Quote the records in full and leave their pictures out.

-- -- --

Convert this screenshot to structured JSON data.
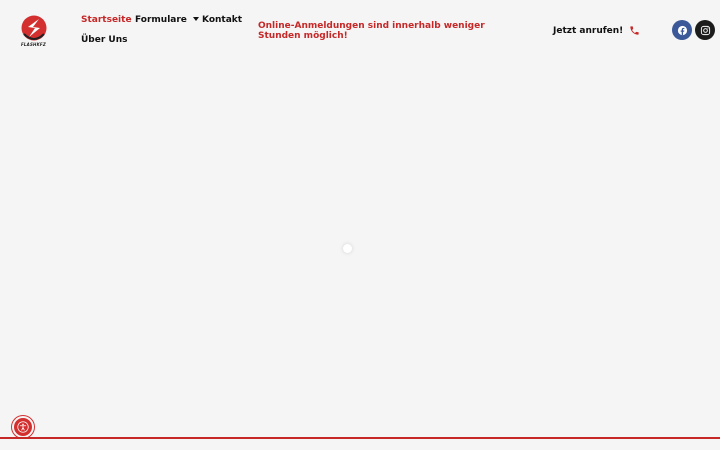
{
  "header": {
    "logo": {
      "text": "FLASHKFZ"
    },
    "nav": {
      "startseite": "Startseite",
      "formulare": "Formulare",
      "kontakt": "Kontakt",
      "ueber_uns": "Über Uns"
    },
    "notice": "Online-Anmeldungen sind innerhalb weniger Stunden möglich!",
    "call": {
      "label": "Jetzt anrufen!",
      "icon": "phone-icon"
    },
    "social": [
      {
        "name": "facebook",
        "icon": "facebook-icon"
      },
      {
        "name": "instagram",
        "icon": "instagram-icon"
      }
    ]
  },
  "accessibility": {
    "icon": "accessibility-icon"
  },
  "colors": {
    "accent": "#c62828",
    "background": "#f5f5f5",
    "facebook": "#3b5998",
    "instagram": "#1c1c1c"
  }
}
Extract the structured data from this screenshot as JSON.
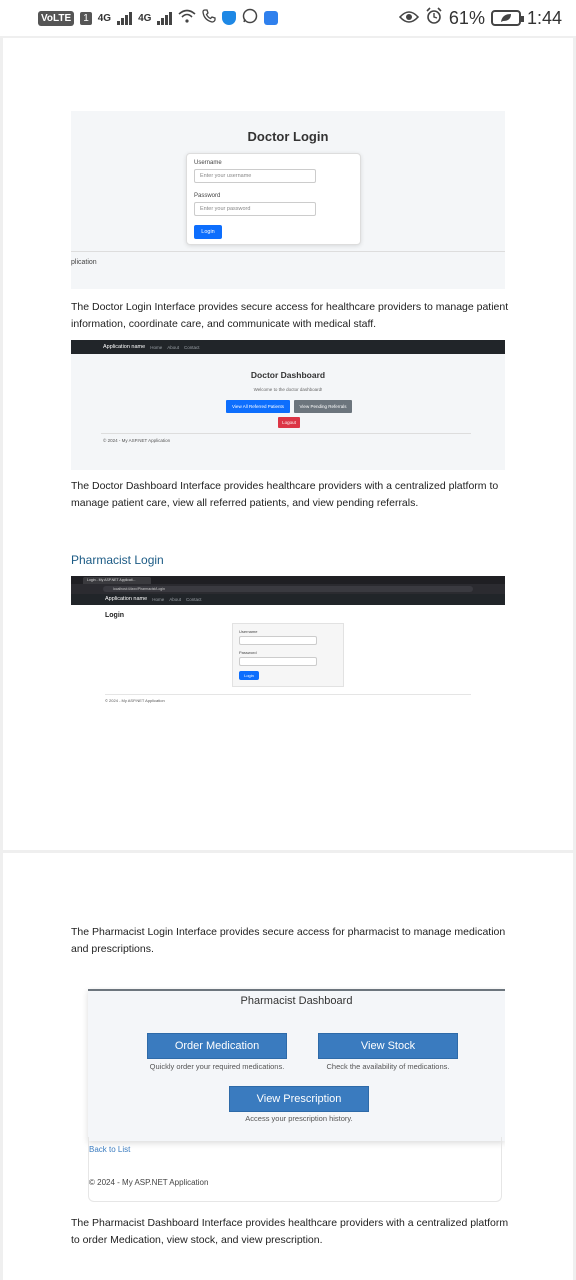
{
  "status_bar": {
    "volte": "VoLTE",
    "sim": "1",
    "net1": "4G",
    "net2": "4G",
    "battery_percent": "61%",
    "time": "1:44"
  },
  "doctor_login": {
    "title": "Doctor Login",
    "username_label": "Username",
    "username_placeholder": "Enter your username",
    "password_label": "Password",
    "password_placeholder": "Enter your password",
    "login_button": "Login",
    "footer_fragment": "plication",
    "caption": "The Doctor Login Interface provides secure access for healthcare providers to manage patient information, coordinate care, and communicate with medical staff."
  },
  "doctor_dashboard": {
    "nav_brand": "Application name",
    "nav_links": [
      "Home",
      "About",
      "Contact"
    ],
    "title": "Doctor Dashboard",
    "welcome": "Welcome to the doctor dashboard!",
    "btn_view_all": "View All Referred Patients",
    "btn_pending": "View Pending Referrals",
    "btn_logout": "Logout",
    "footer": "© 2024 - My ASP.NET Application",
    "caption": "The Doctor Dashboard Interface provides healthcare providers with a centralized platform to manage patient care, view all referred patients, and view pending referrals."
  },
  "pharmacist_login": {
    "heading": "Pharmacist Login",
    "tab_title": "Login - My ASP.NET Applicati...",
    "url": "localhost:44xxx/Pharmacist/Login",
    "nav_brand": "Application name",
    "nav_links": [
      "Home",
      "About",
      "Contact"
    ],
    "page_heading": "Login",
    "username_label": "Username",
    "password_label": "Password",
    "login_button": "Login",
    "footer": "© 2024 - My ASP.NET Application",
    "caption": "The Pharmacist Login Interface provides secure access for pharmacist to manage medication and prescriptions."
  },
  "pharmacist_dashboard": {
    "title": "Pharmacist Dashboard",
    "btn_order": "Order Medication",
    "order_sub": "Quickly order your required medications.",
    "btn_stock": "View Stock",
    "stock_sub": "Check the availability of medications.",
    "btn_prescription": "View Prescription",
    "prescription_sub": "Access your prescription history.",
    "back_link": "Back to List",
    "footer": "© 2024 - My ASP.NET Application",
    "caption": "The Pharmacist Dashboard Interface provides healthcare providers with a centralized platform to order Medication, view stock, and view prescription."
  },
  "colors": {
    "primary_blue": "#0d6efd",
    "secondary_gray": "#6c757d",
    "danger_red": "#dc3545",
    "pharmacy_blue": "#3a7bbf",
    "heading_blue": "#1c5b85",
    "navbar_dark": "#212529"
  }
}
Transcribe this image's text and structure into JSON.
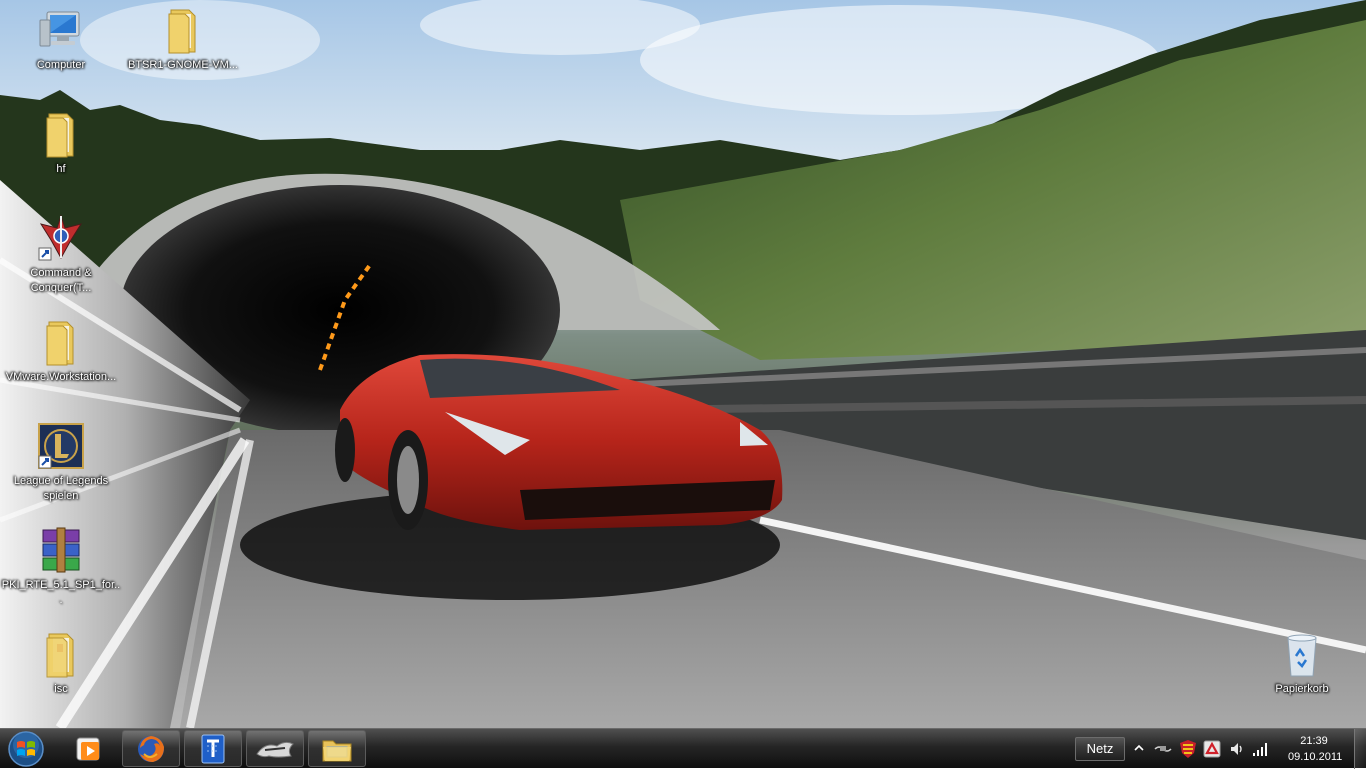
{
  "desktop": {
    "icons": [
      {
        "label": "Computer",
        "icon": "computer-icon"
      },
      {
        "label": "BTSR1-GNOME-VM...",
        "icon": "folder-icon"
      },
      {
        "label": "hf",
        "icon": "folder-icon"
      },
      {
        "label": "Command & Conquer(T...",
        "icon": "command-and-conquer-shortcut-icon"
      },
      {
        "label": "VMware.Workstation...",
        "icon": "folder-icon"
      },
      {
        "label": "League of Legends spielen",
        "icon": "league-of-legends-shortcut-icon"
      },
      {
        "label": "PKI_RTE_5.1_SP1_for...",
        "icon": "winrar-archive-icon"
      },
      {
        "label": "isc",
        "icon": "folder-icon"
      },
      {
        "label": "Papierkorb",
        "icon": "recycle-bin-icon"
      }
    ]
  },
  "taskbar": {
    "start_icon": "windows-start-orb-icon",
    "items": [
      {
        "icon": "media-player-icon",
        "running": false
      },
      {
        "icon": "firefox-icon",
        "running": true
      },
      {
        "icon": "blue-app-icon",
        "running": true
      },
      {
        "icon": "game-launcher-icon",
        "running": true
      },
      {
        "icon": "file-explorer-icon",
        "running": true
      }
    ],
    "toolbar_label": "Netz",
    "tray_icons": [
      "show-hidden-icons-chevron-icon",
      "network-device-icon",
      "shield-app-icon",
      "red-app-icon",
      "volume-icon",
      "signal-strength-icon"
    ],
    "clock": {
      "time": "21:39",
      "date": "09.10.2011"
    }
  },
  "colors": {
    "taskbar": "#1a1a1a",
    "car_red": "#c8281c",
    "sky": "#b7d1ea",
    "label_text": "#ffffff"
  }
}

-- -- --

- [Result below]
Convert this screenshot to structured JSON data.
{
  "header": {
    "logo": {
      "text": "FLASHKFZ"
    },
    "nav": {
      "startseite": "Startseite",
      "formulare": "Formulare",
      "kontakt": "Kontakt",
      "ueber_uns": "Über Uns"
    },
    "notice": "Online-Anmeldungen sind innerhalb weniger Stunden möglich!",
    "call": {
      "label": "Jetzt anrufen!",
      "icon": "phone-icon"
    },
    "social": [
      {
        "name": "facebook",
        "icon": "facebook-icon"
      },
      {
        "name": "instagram",
        "icon": "instagram-icon"
      }
    ]
  },
  "accessibility": {
    "icon": "accessibility-icon"
  },
  "colors": {
    "accent": "#c62828",
    "background": "#f5f5f5",
    "facebook": "#3b5998",
    "instagram": "#1c1c1c"
  }
}
Extract the structured data from this screenshot as JSON.
{
  "status_bar": {
    "volte": "VoLTE",
    "sim": "1",
    "net1": "4G",
    "net2": "4G",
    "battery_percent": "61%",
    "time": "1:44"
  },
  "doctor_login": {
    "title": "Doctor Login",
    "username_label": "Username",
    "username_placeholder": "Enter your username",
    "password_label": "Password",
    "password_placeholder": "Enter your password",
    "login_button": "Login",
    "footer_fragment": "plication",
    "caption": "The Doctor Login Interface provides secure access for healthcare providers to manage patient information, coordinate care, and communicate with medical staff."
  },
  "doctor_dashboard": {
    "nav_brand": "Application name",
    "nav_links": [
      "Home",
      "About",
      "Contact"
    ],
    "title": "Doctor Dashboard",
    "welcome": "Welcome to the doctor dashboard!",
    "btn_view_all": "View All Referred Patients",
    "btn_pending": "View Pending Referrals",
    "btn_logout": "Logout",
    "footer": "© 2024 - My ASP.NET Application",
    "caption": "The Doctor Dashboard Interface provides healthcare providers with a centralized platform to manage patient care, view all referred patients, and view pending referrals."
  },
  "pharmacist_login": {
    "heading": "Pharmacist Login",
    "tab_title": "Login - My ASP.NET Applicati...",
    "url": "localhost:44xxx/Pharmacist/Login",
    "nav_brand": "Application name",
    "nav_links": [
      "Home",
      "About",
      "Contact"
    ],
    "page_heading": "Login",
    "username_label": "Username",
    "password_label": "Password",
    "login_button": "Login",
    "footer": "© 2024 - My ASP.NET Application",
    "caption": "The Pharmacist Login Interface provides secure access for pharmacist to manage medication and prescriptions."
  },
  "pharmacist_dashboard": {
    "title": "Pharmacist Dashboard",
    "btn_order": "Order Medication",
    "order_sub": "Quickly order your required medications.",
    "btn_stock": "View Stock",
    "stock_sub": "Check the availability of medications.",
    "btn_prescription": "View Prescription",
    "prescription_sub": "Access your prescription history.",
    "back_link": "Back to List",
    "footer": "© 2024 - My ASP.NET Application",
    "caption": "The Pharmacist Dashboard Interface provides healthcare providers with a centralized platform to order Medication, view stock, and view prescription."
  },
  "colors": {
    "primary_blue": "#0d6efd",
    "secondary_gray": "#6c757d",
    "danger_red": "#dc3545",
    "pharmacy_blue": "#3a7bbf",
    "heading_blue": "#1c5b85",
    "navbar_dark": "#212529"
  }
}
Transcribe this image's text and structure into JSON.
{
  "desktop": {
    "icons": [
      {
        "label": "Computer",
        "icon": "computer-icon"
      },
      {
        "label": "BTSR1-GNOME-VM...",
        "icon": "folder-icon"
      },
      {
        "label": "hf",
        "icon": "folder-icon"
      },
      {
        "label": "Command & Conquer(T...",
        "icon": "command-and-conquer-shortcut-icon"
      },
      {
        "label": "VMware.Workstation...",
        "icon": "folder-icon"
      },
      {
        "label": "League of Legends spielen",
        "icon": "league-of-legends-shortcut-icon"
      },
      {
        "label": "PKI_RTE_5.1_SP1_for...",
        "icon": "winrar-archive-icon"
      },
      {
        "label": "isc",
        "icon": "folder-icon"
      },
      {
        "label": "Papierkorb",
        "icon": "recycle-bin-icon"
      }
    ]
  },
  "taskbar": {
    "start_icon": "windows-start-orb-icon",
    "items": [
      {
        "icon": "media-player-icon",
        "running": false
      },
      {
        "icon": "firefox-icon",
        "running": true
      },
      {
        "icon": "blue-app-icon",
        "running": true
      },
      {
        "icon": "game-launcher-icon",
        "running": true
      },
      {
        "icon": "file-explorer-icon",
        "running": true
      }
    ],
    "toolbar_label": "Netz",
    "tray_icons": [
      "show-hidden-icons-chevron-icon",
      "network-device-icon",
      "shield-app-icon",
      "red-app-icon",
      "volume-icon",
      "signal-strength-icon"
    ],
    "clock": {
      "time": "21:39",
      "date": "09.10.2011"
    }
  },
  "colors": {
    "taskbar": "#1a1a1a",
    "car_red": "#c8281c",
    "sky": "#b7d1ea",
    "label_text": "#ffffff"
  }
}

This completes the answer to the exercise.